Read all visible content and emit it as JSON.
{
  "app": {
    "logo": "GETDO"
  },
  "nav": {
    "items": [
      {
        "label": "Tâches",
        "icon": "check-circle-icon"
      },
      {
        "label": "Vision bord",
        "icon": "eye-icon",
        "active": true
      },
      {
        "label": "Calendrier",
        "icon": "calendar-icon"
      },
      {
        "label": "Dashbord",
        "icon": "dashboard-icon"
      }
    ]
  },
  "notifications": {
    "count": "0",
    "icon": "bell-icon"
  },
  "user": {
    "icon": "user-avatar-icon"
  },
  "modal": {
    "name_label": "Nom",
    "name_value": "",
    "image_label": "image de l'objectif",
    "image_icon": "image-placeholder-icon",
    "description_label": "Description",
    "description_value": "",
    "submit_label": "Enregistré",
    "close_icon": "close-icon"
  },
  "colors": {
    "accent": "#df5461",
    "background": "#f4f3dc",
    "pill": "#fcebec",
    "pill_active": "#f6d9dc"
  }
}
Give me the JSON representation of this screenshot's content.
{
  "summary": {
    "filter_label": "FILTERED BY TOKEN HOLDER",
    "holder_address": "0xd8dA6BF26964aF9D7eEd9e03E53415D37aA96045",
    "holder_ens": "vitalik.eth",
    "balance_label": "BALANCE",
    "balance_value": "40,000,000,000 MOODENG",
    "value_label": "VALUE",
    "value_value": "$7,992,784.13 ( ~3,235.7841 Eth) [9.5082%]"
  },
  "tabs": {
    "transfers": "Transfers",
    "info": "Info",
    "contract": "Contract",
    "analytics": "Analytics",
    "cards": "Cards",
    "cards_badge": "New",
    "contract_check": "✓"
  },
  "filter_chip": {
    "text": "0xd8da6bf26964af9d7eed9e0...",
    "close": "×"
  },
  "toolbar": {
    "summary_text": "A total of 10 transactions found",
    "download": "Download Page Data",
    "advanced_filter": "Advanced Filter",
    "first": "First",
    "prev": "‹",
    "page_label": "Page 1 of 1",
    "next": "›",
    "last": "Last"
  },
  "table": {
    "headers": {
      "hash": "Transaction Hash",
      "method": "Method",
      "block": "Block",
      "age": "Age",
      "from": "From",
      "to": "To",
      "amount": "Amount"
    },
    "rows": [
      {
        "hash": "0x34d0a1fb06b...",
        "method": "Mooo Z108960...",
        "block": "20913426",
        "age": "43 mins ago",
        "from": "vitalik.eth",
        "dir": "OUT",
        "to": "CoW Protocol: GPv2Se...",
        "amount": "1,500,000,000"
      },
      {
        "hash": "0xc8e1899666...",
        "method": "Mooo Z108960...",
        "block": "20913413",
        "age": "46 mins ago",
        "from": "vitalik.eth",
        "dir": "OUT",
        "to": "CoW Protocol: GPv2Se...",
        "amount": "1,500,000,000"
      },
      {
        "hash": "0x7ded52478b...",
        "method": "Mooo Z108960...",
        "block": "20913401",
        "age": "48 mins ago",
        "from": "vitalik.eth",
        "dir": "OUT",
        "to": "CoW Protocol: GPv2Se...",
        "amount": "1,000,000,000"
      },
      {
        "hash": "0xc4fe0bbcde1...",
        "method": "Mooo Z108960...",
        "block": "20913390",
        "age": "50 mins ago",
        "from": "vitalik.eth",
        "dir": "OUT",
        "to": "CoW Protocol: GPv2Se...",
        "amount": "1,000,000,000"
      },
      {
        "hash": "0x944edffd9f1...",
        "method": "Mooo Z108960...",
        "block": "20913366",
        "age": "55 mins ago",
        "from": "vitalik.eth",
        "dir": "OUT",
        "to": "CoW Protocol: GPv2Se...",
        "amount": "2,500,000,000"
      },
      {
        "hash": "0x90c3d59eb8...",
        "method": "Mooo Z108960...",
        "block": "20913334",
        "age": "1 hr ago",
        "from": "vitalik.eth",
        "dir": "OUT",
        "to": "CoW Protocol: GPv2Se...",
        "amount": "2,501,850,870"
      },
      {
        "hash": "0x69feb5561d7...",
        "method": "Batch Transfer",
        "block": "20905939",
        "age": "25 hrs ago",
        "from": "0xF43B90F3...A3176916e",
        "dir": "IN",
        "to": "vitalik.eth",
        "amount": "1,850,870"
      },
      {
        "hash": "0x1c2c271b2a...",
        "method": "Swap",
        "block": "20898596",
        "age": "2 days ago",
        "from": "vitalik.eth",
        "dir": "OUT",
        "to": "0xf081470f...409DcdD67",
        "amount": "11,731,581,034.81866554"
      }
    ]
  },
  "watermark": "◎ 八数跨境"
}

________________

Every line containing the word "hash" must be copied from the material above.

Task result:
      "hash": "Transaction Hash",
        "hash": "0x34d0a1fb06b...",
        "hash": "0xc8e1899666...",
        "hash": "0x7ded52478b...",
        "hash": "0xc4fe0bbcde1...",
        "hash": "0x944edffd9f1...",
        "hash": "0x90c3d59eb8...",
        "hash": "0x69feb5561d7...",
        "hash": "0x1c2c271b2a...",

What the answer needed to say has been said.